#### Instructions to follow
Gather all lines in the records below that include the word "Reset".

(Items from a dataset)
= = = =

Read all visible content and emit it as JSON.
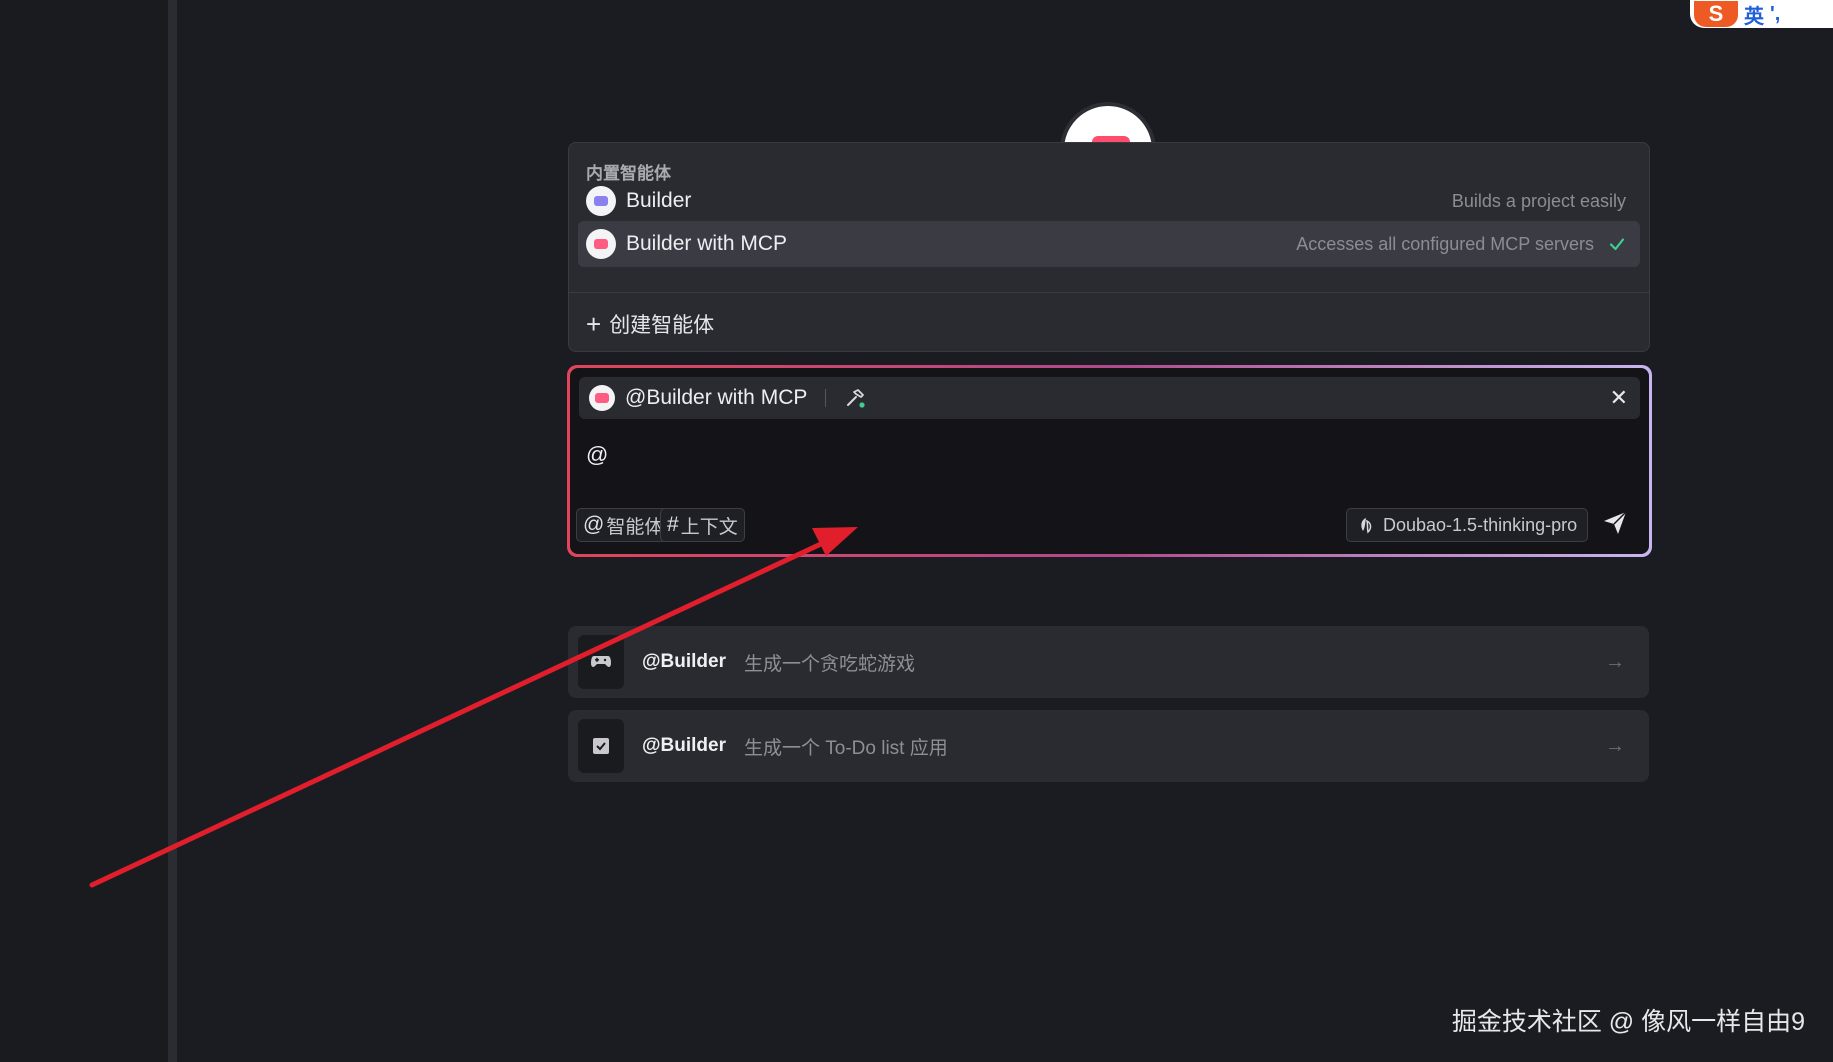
{
  "ime": {
    "mode": "英",
    "punct": "',"
  },
  "agent_menu": {
    "section_title": "内置智能体",
    "items": [
      {
        "name": "Builder",
        "description": "Builds a project easily",
        "selected": false
      },
      {
        "name": "Builder with MCP",
        "description": "Accesses all configured MCP servers",
        "selected": true
      }
    ],
    "create_label": "创建智能体"
  },
  "chat_input": {
    "selected_agent": "@Builder with MCP",
    "text": "@",
    "agent_tag": {
      "symbol": "@",
      "label": "智能体"
    },
    "context_tag": {
      "symbol": "#",
      "label": "上下文"
    },
    "model": "Doubao-1.5-thinking-pro"
  },
  "suggestions": [
    {
      "icon": "gamepad-icon",
      "agent": "@Builder",
      "text": "生成一个贪吃蛇游戏"
    },
    {
      "icon": "checkbox-icon",
      "agent": "@Builder",
      "text": "生成一个 To-Do list 应用"
    }
  ],
  "colors": {
    "background": "#1b1c21",
    "panel": "#2a2b31",
    "accent_check": "#3ecf8e",
    "annotation_arrow": "#e01e2c",
    "border_gradient_start": "#e0455a",
    "border_gradient_end": "#c8b6f0"
  },
  "watermark": "掘金技术社区 @ 像风一样自由9"
}
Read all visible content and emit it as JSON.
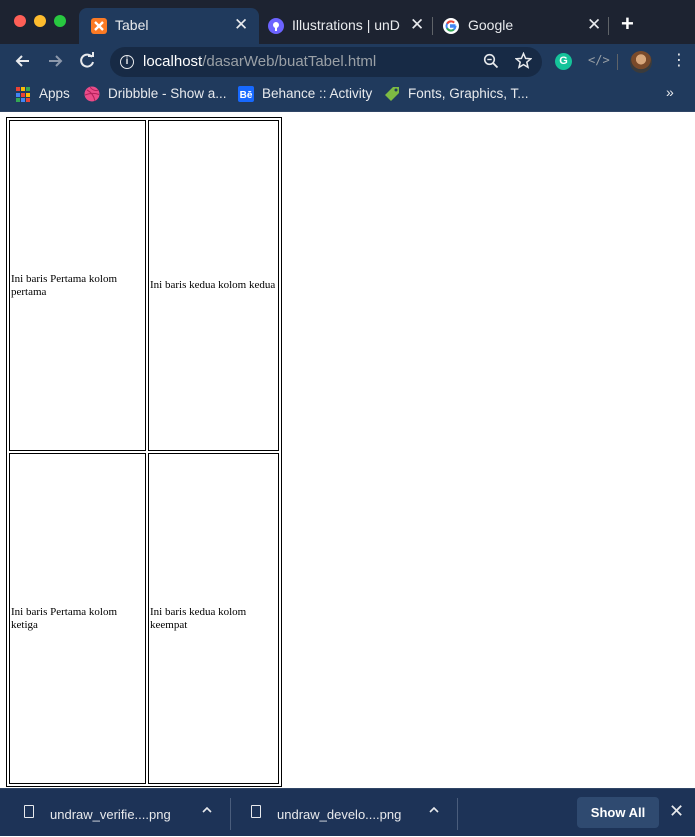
{
  "tabs": [
    {
      "title": "Tabel",
      "icon": "xampp-icon"
    },
    {
      "title": "Illustrations | unDraw",
      "icon": "undraw-icon"
    },
    {
      "title": "Google",
      "icon": "google-icon"
    }
  ],
  "new_tab_symbol": "+",
  "close_symbol": "✕",
  "url": {
    "host": "localhost",
    "path": "/dasarWeb/buatTabel.html"
  },
  "bookmarks": [
    {
      "label": "Apps",
      "icon": "apps-grid-icon"
    },
    {
      "label": "Dribbble - Show a...",
      "icon": "dribbble-icon"
    },
    {
      "label": "Behance :: Activity",
      "icon": "behance-icon"
    },
    {
      "label": "Fonts, Graphics, T...",
      "icon": "tag-icon"
    }
  ],
  "bookmarks_overflow": "»",
  "table": {
    "rows": [
      [
        "Ini baris Pertama kolom pertama",
        "Ini baris kedua kolom kedua"
      ],
      [
        "Ini baris Pertama kolom ketiga",
        "Ini baris kedua kolom keempat"
      ]
    ]
  },
  "downloads": [
    {
      "filename": "undraw_verifie....png"
    },
    {
      "filename": "undraw_develo....png"
    }
  ],
  "show_all_label": "Show All",
  "colors": {
    "tabstrip": "#1d2331",
    "toolbar": "#203a5d",
    "shelf": "#1d3357"
  }
}
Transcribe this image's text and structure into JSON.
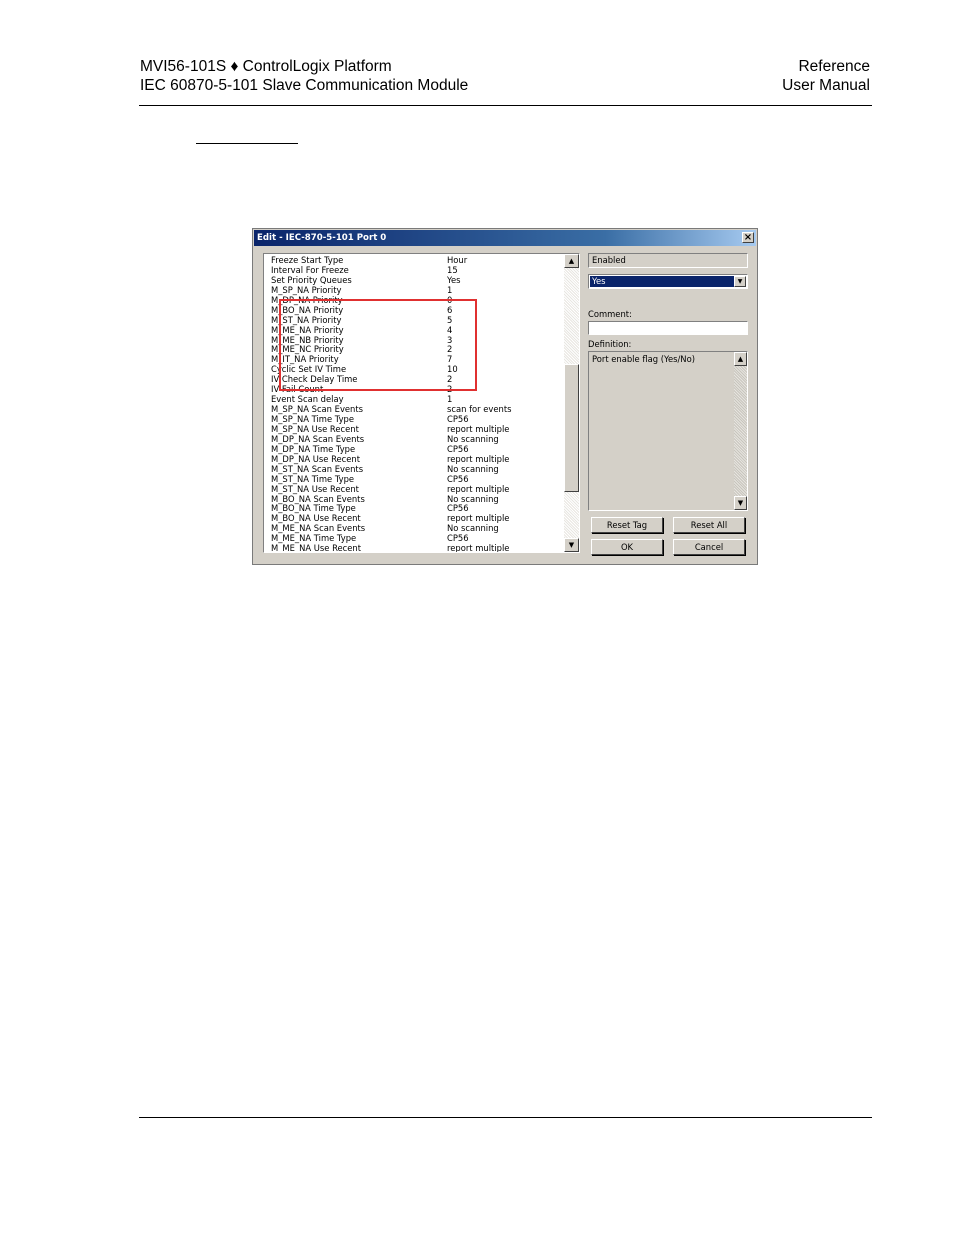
{
  "header": {
    "left_line1": "MVI56-101S ♦ ControlLogix Platform",
    "left_line2": "IEC 60870-5-101 Slave Communication Module",
    "right_line1": "Reference",
    "right_line2": "User Manual"
  },
  "dialog": {
    "title": "Edit - IEC-870-5-101 Port 0",
    "close_glyph": "×",
    "rows": [
      {
        "name": "Freeze Start Type",
        "value": "Hour"
      },
      {
        "name": "Interval For Freeze",
        "value": "15"
      },
      {
        "name": "Set Priority Queues",
        "value": "Yes"
      },
      {
        "name": "M_SP_NA Priority",
        "value": "1"
      },
      {
        "name": "M_DP_NA Priority",
        "value": "0"
      },
      {
        "name": "M_BO_NA Priority",
        "value": "6"
      },
      {
        "name": "M_ST_NA Priority",
        "value": "5"
      },
      {
        "name": "M_ME_NA Priority",
        "value": "4"
      },
      {
        "name": "M_ME_NB Priority",
        "value": "3"
      },
      {
        "name": "M_ME_NC Priority",
        "value": "2"
      },
      {
        "name": "M_IT_NA Priority",
        "value": "7"
      },
      {
        "name": "Cyclic Set IV Time",
        "value": "10"
      },
      {
        "name": "IV Check Delay Time",
        "value": "2"
      },
      {
        "name": "IV Fail Count",
        "value": "2"
      },
      {
        "name": "Event Scan delay",
        "value": "1"
      },
      {
        "name": "M_SP_NA Scan Events",
        "value": "scan for events"
      },
      {
        "name": "M_SP_NA Time Type",
        "value": "CP56"
      },
      {
        "name": "M_SP_NA Use Recent",
        "value": "report multiple"
      },
      {
        "name": "M_DP_NA Scan Events",
        "value": "No scanning"
      },
      {
        "name": "M_DP_NA Time Type",
        "value": "CP56"
      },
      {
        "name": "M_DP_NA Use Recent",
        "value": "report multiple"
      },
      {
        "name": "M_ST_NA Scan Events",
        "value": "No scanning"
      },
      {
        "name": "M_ST_NA Time Type",
        "value": "CP56"
      },
      {
        "name": "M_ST_NA Use Recent",
        "value": "report multiple"
      },
      {
        "name": "M_BO_NA Scan Events",
        "value": "No scanning"
      },
      {
        "name": "M_BO_NA Time Type",
        "value": "CP56"
      },
      {
        "name": "M_BO_NA Use Recent",
        "value": "report multiple"
      },
      {
        "name": "M_ME_NA Scan Events",
        "value": "No scanning"
      },
      {
        "name": "M_ME_NA Time Type",
        "value": "CP56"
      },
      {
        "name": "M_ME_NA Use Recent",
        "value": "report multiple"
      }
    ],
    "scroll_up_glyph": "▲",
    "scroll_down_glyph": "▼",
    "enabled_label": "Enabled",
    "selected_value": "Yes",
    "dropdown_glyph": "▼",
    "comment_label": "Comment:",
    "comment_value": "",
    "definition_label": "Definition:",
    "definition_text": "Port enable flag (Yes/No)",
    "buttons": {
      "reset_tag": "Reset Tag",
      "reset_all": "Reset All",
      "ok": "OK",
      "cancel": "Cancel"
    },
    "highlight_color": "#e03030",
    "title_color": "#0a246a"
  }
}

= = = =

#### Result for this exercise
      "reset_tag": "Reset Tag",
      "reset_all": "Reset All",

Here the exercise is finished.